Dialog is one of the most critical parts in many types of literature; it can be used to move along the plot and can even add necessary detail or imagery to a scene. It is essential in literary works, to show or carry out the storyline in a way that the underlying themes and goals, are observed through action, rather than blatant and extensive explanations. In the short story “Harmonia”, the dialog often played a supportive role in the carrying out of actions. The story focuses on the efforts of a corn farmer, by the name of Diane Schmidt, to create a large music festival in pursuit of lifelong aspirations.
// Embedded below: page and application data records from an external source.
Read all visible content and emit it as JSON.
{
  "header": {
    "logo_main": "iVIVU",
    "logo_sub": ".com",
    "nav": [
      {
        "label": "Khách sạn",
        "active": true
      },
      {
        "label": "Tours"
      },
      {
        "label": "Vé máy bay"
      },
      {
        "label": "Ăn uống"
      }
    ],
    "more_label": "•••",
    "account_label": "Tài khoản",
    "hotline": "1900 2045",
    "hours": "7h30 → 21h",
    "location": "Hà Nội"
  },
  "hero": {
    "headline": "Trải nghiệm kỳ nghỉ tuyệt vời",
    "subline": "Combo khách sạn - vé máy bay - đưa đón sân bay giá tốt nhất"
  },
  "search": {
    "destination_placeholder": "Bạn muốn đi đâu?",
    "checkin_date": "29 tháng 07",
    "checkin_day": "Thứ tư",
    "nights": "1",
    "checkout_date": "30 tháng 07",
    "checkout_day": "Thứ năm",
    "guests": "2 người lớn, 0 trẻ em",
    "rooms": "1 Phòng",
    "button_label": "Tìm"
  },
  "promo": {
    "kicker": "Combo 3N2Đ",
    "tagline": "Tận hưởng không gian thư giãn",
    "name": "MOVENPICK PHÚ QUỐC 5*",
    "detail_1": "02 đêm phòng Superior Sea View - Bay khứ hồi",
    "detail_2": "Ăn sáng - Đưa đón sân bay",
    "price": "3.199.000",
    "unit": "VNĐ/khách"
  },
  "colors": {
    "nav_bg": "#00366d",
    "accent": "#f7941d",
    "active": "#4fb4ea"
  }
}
In looking in the second passage of the third scene lies a fitting attestation to the formative role of dialog in this short story.
In the lines before the dialog of interest, the writers explain to readers that Johnny Summer, a then new-age musician, and his manager have been tirelessly preparing the schedule for an upcoming tour (the PHEONIX et al., scene 3). This narration offers readers a situation without including out too much detail in a long drawn-out explanation. Instead the writers continue into a specific encounter between Diane Schmidt and the manager of Summer’s team over the telephone. It’s evident that the manager has been quite overwhelmed in his preparations, and the following clearly portrays his emotions, in his quick objection to Diane’s phone call without even completely understanding as to why she has called in the first place. This dialog accomplishes the creation of a logical and entertaining scene, in a more imaginative and vivid manner than an explanation could have.
Along with the portrayal of the characters emotions and stances, the dialog also reinforces a common theme shown throughout the short story. Diane is frequently rendered as the underdog in many of the initial interactions within the story, and this scene is no exception. In scenes before and after the one at hand, Diane is put at the mercy of Mr. Roccafella, a railroad monopolist and businessman. The constant depiction of Diane as being dismissible is quite necessary to the overarching themes of the writing. Considering the time period of the story (1950’s), it was quite rare for a woman to be put in such a powerful role with high stakes in the action of the plot. It can be determined by the writers’ rhetorical and characterization decisions that “the triumph of the underdog” and feminism were formative thematic topics in the making of this story.
(the PHEONIX et al., “Harmonia”, Storium, scene 3, https://storium.com/game/harmonia/act-3/scene-1)